START Available data

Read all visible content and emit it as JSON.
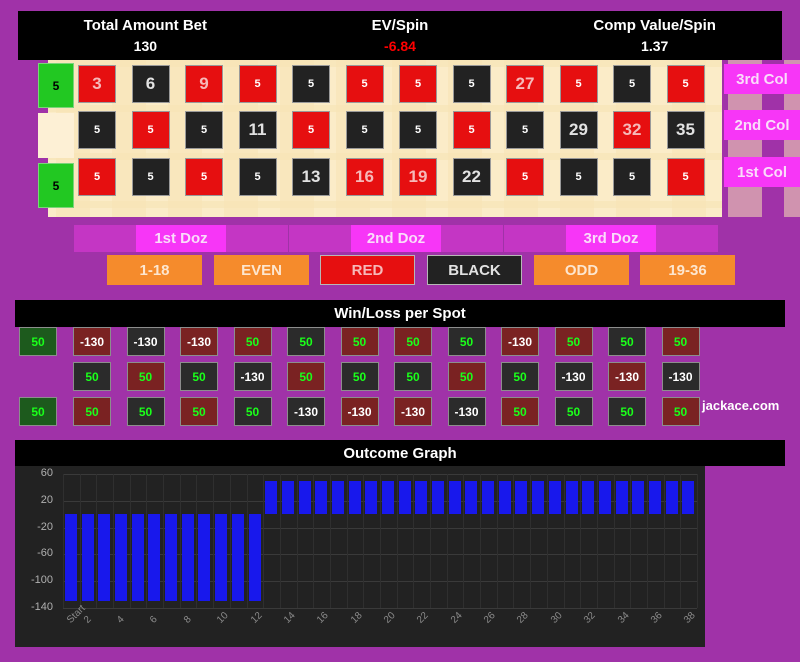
{
  "summary": {
    "items": [
      {
        "label": "Total Amount Bet",
        "value": "130",
        "negative": false
      },
      {
        "label": "EV/Spin",
        "value": "-6.84",
        "negative": true
      },
      {
        "label": "Comp Value/Spin",
        "value": "1.37",
        "negative": false
      }
    ]
  },
  "board": {
    "zeros": [
      {
        "bet": "5",
        "present": true
      },
      {
        "bet": "",
        "present": false
      },
      {
        "bet": "5",
        "present": true
      }
    ],
    "rows": [
      {
        "col_label": "3rd Col",
        "cells": [
          {
            "color": "red",
            "display": "3",
            "is_number": true
          },
          {
            "color": "black",
            "display": "6",
            "is_number": true
          },
          {
            "color": "red",
            "display": "9",
            "is_number": true
          },
          {
            "color": "red",
            "display": "5",
            "is_number": false
          },
          {
            "color": "black",
            "display": "5",
            "is_number": false
          },
          {
            "color": "red",
            "display": "5",
            "is_number": false
          },
          {
            "color": "red",
            "display": "5",
            "is_number": false
          },
          {
            "color": "black",
            "display": "5",
            "is_number": false
          },
          {
            "color": "red",
            "display": "27",
            "is_number": true
          },
          {
            "color": "red",
            "display": "5",
            "is_number": false
          },
          {
            "color": "black",
            "display": "5",
            "is_number": false
          },
          {
            "color": "red",
            "display": "5",
            "is_number": false
          }
        ]
      },
      {
        "col_label": "2nd Col",
        "cells": [
          {
            "color": "black",
            "display": "5",
            "is_number": false
          },
          {
            "color": "red",
            "display": "5",
            "is_number": false
          },
          {
            "color": "black",
            "display": "5",
            "is_number": false
          },
          {
            "color": "black",
            "display": "11",
            "is_number": true
          },
          {
            "color": "red",
            "display": "5",
            "is_number": false
          },
          {
            "color": "black",
            "display": "5",
            "is_number": false
          },
          {
            "color": "black",
            "display": "5",
            "is_number": false
          },
          {
            "color": "red",
            "display": "5",
            "is_number": false
          },
          {
            "color": "black",
            "display": "5",
            "is_number": false
          },
          {
            "color": "black",
            "display": "29",
            "is_number": true
          },
          {
            "color": "red",
            "display": "32",
            "is_number": true
          },
          {
            "color": "black",
            "display": "35",
            "is_number": true
          }
        ]
      },
      {
        "col_label": "1st Col",
        "cells": [
          {
            "color": "red",
            "display": "5",
            "is_number": false
          },
          {
            "color": "black",
            "display": "5",
            "is_number": false
          },
          {
            "color": "red",
            "display": "5",
            "is_number": false
          },
          {
            "color": "black",
            "display": "5",
            "is_number": false
          },
          {
            "color": "black",
            "display": "13",
            "is_number": true
          },
          {
            "color": "red",
            "display": "16",
            "is_number": true
          },
          {
            "color": "red",
            "display": "19",
            "is_number": true
          },
          {
            "color": "black",
            "display": "22",
            "is_number": true
          },
          {
            "color": "red",
            "display": "5",
            "is_number": false
          },
          {
            "color": "black",
            "display": "5",
            "is_number": false
          },
          {
            "color": "black",
            "display": "5",
            "is_number": false
          },
          {
            "color": "red",
            "display": "5",
            "is_number": false
          }
        ]
      }
    ]
  },
  "dozens": [
    {
      "label": "1st Doz"
    },
    {
      "label": "2nd Doz"
    },
    {
      "label": "3rd Doz"
    }
  ],
  "outside": [
    {
      "label": "1-18",
      "style": "orange"
    },
    {
      "label": "EVEN",
      "style": "orange"
    },
    {
      "label": "RED",
      "style": "red"
    },
    {
      "label": "BLACK",
      "style": "black"
    },
    {
      "label": "ODD",
      "style": "orange"
    },
    {
      "label": "19-36",
      "style": "orange"
    }
  ],
  "winloss": {
    "title": "Win/Loss per Spot",
    "watermark": "jackace.com",
    "zeros": [
      {
        "value": "50",
        "tone": "dgreen",
        "result": "win",
        "present": true
      },
      {
        "value": "",
        "tone": "",
        "result": "",
        "present": false
      },
      {
        "value": "50",
        "tone": "dgreen",
        "result": "win",
        "present": true
      }
    ],
    "rows": [
      {
        "cells": [
          {
            "value": "-130",
            "tone": "dred",
            "result": "loss"
          },
          {
            "value": "-130",
            "tone": "dgray",
            "result": "loss"
          },
          {
            "value": "-130",
            "tone": "dred",
            "result": "loss"
          },
          {
            "value": "50",
            "tone": "dred",
            "result": "win"
          },
          {
            "value": "50",
            "tone": "dgray",
            "result": "win"
          },
          {
            "value": "50",
            "tone": "dred",
            "result": "win"
          },
          {
            "value": "50",
            "tone": "dred",
            "result": "win"
          },
          {
            "value": "50",
            "tone": "dgray",
            "result": "win"
          },
          {
            "value": "-130",
            "tone": "dred",
            "result": "loss"
          },
          {
            "value": "50",
            "tone": "dred",
            "result": "win"
          },
          {
            "value": "50",
            "tone": "dgray",
            "result": "win"
          },
          {
            "value": "50",
            "tone": "dred",
            "result": "win"
          }
        ]
      },
      {
        "cells": [
          {
            "value": "50",
            "tone": "dgray",
            "result": "win"
          },
          {
            "value": "50",
            "tone": "dred",
            "result": "win"
          },
          {
            "value": "50",
            "tone": "dgray",
            "result": "win"
          },
          {
            "value": "-130",
            "tone": "dgray",
            "result": "loss"
          },
          {
            "value": "50",
            "tone": "dred",
            "result": "win"
          },
          {
            "value": "50",
            "tone": "dgray",
            "result": "win"
          },
          {
            "value": "50",
            "tone": "dgray",
            "result": "win"
          },
          {
            "value": "50",
            "tone": "dred",
            "result": "win"
          },
          {
            "value": "50",
            "tone": "dgray",
            "result": "win"
          },
          {
            "value": "-130",
            "tone": "dgray",
            "result": "loss"
          },
          {
            "value": "-130",
            "tone": "dred",
            "result": "loss"
          },
          {
            "value": "-130",
            "tone": "dgray",
            "result": "loss"
          }
        ]
      },
      {
        "cells": [
          {
            "value": "50",
            "tone": "dred",
            "result": "win"
          },
          {
            "value": "50",
            "tone": "dgray",
            "result": "win"
          },
          {
            "value": "50",
            "tone": "dred",
            "result": "win"
          },
          {
            "value": "50",
            "tone": "dgray",
            "result": "win"
          },
          {
            "value": "-130",
            "tone": "dgray",
            "result": "loss"
          },
          {
            "value": "-130",
            "tone": "dred",
            "result": "loss"
          },
          {
            "value": "-130",
            "tone": "dred",
            "result": "loss"
          },
          {
            "value": "-130",
            "tone": "dgray",
            "result": "loss"
          },
          {
            "value": "50",
            "tone": "dred",
            "result": "win"
          },
          {
            "value": "50",
            "tone": "dgray",
            "result": "win"
          },
          {
            "value": "50",
            "tone": "dgray",
            "result": "win"
          },
          {
            "value": "50",
            "tone": "dred",
            "result": "win"
          }
        ]
      }
    ]
  },
  "chart_data": {
    "type": "bar",
    "title": "Outcome Graph",
    "xlabel": "",
    "ylabel": "",
    "ylim": [
      -140,
      60
    ],
    "yticks": [
      60,
      20,
      -20,
      -60,
      -100,
      -140
    ],
    "grid": true,
    "legend": null,
    "bar_color": "#1818ec",
    "x": [
      "Start",
      "2",
      "3",
      "4",
      "5",
      "6",
      "7",
      "8",
      "9",
      "10",
      "11",
      "12",
      "13",
      "14",
      "15",
      "16",
      "17",
      "18",
      "19",
      "20",
      "21",
      "22",
      "23",
      "24",
      "25",
      "26",
      "27",
      "28",
      "29",
      "30",
      "31",
      "32",
      "33",
      "34",
      "35",
      "36",
      "37",
      "38"
    ],
    "xticks": [
      "Start",
      "2",
      "4",
      "6",
      "8",
      "10",
      "12",
      "14",
      "16",
      "18",
      "20",
      "22",
      "24",
      "26",
      "28",
      "30",
      "32",
      "34",
      "36",
      "38"
    ],
    "values": [
      -130,
      -130,
      -130,
      -130,
      -130,
      -130,
      -130,
      -130,
      -130,
      -130,
      -130,
      -130,
      50,
      50,
      50,
      50,
      50,
      50,
      50,
      50,
      50,
      50,
      50,
      50,
      50,
      50,
      50,
      50,
      50,
      50,
      50,
      50,
      50,
      50,
      50,
      50,
      50,
      50
    ]
  }
}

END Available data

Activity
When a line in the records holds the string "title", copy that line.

Task response
    "title": "Win/Loss per Spot",
    "title": "Outcome Graph",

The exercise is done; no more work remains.